|Comfortable to wear especially if you plan to listen to it for long periods of time||You cannot replace the battery and have to take it to the nearby service store|
|Great sounds overall||No aptX|
|Doubles up as a headset for phone calls as well|
|Sound great on Bluetooth|
|Light and comfortable|
We hope that gives you a quick rundown of the good and bad of each headphone.
Bose QuietComfort 35 vs QuietComfort 25 – Final Verdict
This is the hardest part – choosing between two high-quality headphones that are similar in most aspects.
Well, for starters, if you travel around a lot or use your headphones when you’re on the move, undoubtedly QC 35 is your go-to headphones. They are wireless and fold down well, so you can carry them wherever you go. Also, these are your choice if you want a digital assistant as a part of your headphones.
However, be prepared to sacrifice a little bit of sound quality for the comfort and convenience that comes with QC 35. If you like listening to music at high volumes or if you like the treble in instruments, you’ll have to stay away from these headphones.
Summary Bose QC25 and QC35 are two top-notch, best-selling and quality-made over-ear headphones that score big. If you’re looking for a quality pair, you have to choose between these two.
Bose QC25 and QC35 are two top-notch, best-selling and quality-made over-ear headphones that score big. If you’re looking for a quality pair, you have to choose between these two.

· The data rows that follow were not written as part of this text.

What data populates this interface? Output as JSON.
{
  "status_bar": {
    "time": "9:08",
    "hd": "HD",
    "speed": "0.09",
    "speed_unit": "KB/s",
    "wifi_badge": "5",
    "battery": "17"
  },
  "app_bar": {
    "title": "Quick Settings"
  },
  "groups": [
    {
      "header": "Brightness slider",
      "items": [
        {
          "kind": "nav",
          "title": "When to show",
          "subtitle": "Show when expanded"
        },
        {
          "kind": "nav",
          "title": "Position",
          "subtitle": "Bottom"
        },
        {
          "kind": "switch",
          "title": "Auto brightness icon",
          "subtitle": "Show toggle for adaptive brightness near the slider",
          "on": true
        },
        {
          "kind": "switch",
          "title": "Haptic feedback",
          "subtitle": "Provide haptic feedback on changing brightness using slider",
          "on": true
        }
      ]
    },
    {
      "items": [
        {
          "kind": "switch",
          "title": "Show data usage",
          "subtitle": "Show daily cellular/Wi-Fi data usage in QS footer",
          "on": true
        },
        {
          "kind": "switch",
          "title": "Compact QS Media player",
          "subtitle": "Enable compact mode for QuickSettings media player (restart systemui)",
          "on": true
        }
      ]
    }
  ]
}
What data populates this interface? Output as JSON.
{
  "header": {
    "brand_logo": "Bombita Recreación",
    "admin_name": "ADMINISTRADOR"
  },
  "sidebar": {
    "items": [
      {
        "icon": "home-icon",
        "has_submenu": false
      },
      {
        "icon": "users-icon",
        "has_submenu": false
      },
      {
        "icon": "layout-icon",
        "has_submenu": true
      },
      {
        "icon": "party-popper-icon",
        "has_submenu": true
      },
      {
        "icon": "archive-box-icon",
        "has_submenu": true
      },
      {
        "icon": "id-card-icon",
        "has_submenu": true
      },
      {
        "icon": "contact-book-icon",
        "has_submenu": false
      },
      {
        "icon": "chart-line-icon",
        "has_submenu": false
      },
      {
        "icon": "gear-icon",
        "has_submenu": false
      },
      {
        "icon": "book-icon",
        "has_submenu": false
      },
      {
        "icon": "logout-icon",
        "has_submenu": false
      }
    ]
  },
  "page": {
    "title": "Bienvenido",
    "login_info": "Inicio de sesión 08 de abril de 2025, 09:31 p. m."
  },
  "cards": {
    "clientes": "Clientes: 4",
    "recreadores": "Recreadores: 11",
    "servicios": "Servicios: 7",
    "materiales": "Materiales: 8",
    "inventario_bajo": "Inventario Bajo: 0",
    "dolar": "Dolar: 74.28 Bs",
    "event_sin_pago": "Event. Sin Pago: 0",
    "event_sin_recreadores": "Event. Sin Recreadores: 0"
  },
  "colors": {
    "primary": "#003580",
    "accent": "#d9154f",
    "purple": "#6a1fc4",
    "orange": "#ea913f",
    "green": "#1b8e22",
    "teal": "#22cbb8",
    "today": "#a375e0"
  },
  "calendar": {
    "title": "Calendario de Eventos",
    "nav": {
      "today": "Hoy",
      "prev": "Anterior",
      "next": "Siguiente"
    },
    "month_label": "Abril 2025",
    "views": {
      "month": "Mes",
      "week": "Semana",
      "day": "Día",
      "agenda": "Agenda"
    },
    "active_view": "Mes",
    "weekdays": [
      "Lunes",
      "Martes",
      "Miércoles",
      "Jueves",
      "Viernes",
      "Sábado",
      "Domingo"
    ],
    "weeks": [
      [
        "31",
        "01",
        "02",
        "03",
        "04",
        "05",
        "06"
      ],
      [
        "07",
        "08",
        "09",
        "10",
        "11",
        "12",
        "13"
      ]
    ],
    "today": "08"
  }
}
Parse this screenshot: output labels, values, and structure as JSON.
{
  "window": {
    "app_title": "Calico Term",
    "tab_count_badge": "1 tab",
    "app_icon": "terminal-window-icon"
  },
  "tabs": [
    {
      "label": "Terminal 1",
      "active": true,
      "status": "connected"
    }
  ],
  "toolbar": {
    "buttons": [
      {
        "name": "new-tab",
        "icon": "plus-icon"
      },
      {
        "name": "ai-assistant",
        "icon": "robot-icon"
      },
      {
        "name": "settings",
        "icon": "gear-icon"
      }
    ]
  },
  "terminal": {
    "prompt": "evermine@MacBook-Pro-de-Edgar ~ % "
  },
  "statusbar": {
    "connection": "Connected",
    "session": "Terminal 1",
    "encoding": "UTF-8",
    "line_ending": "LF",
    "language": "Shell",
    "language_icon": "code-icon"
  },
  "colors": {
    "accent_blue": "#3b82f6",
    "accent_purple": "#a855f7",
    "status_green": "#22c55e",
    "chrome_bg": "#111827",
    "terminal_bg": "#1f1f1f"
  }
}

Now, when can you choose QC 25? When sound quality is what matters to you the most and you don’t mind the wire hanging down from your headphones. QC 25 has one of the best sound quality in this price range, so if that’s your priority, your choice is clear.
From the above discussion, we can say that both of these headphones are great, so the verdict is too close to call. Pick the headphone that you think matches your requirements.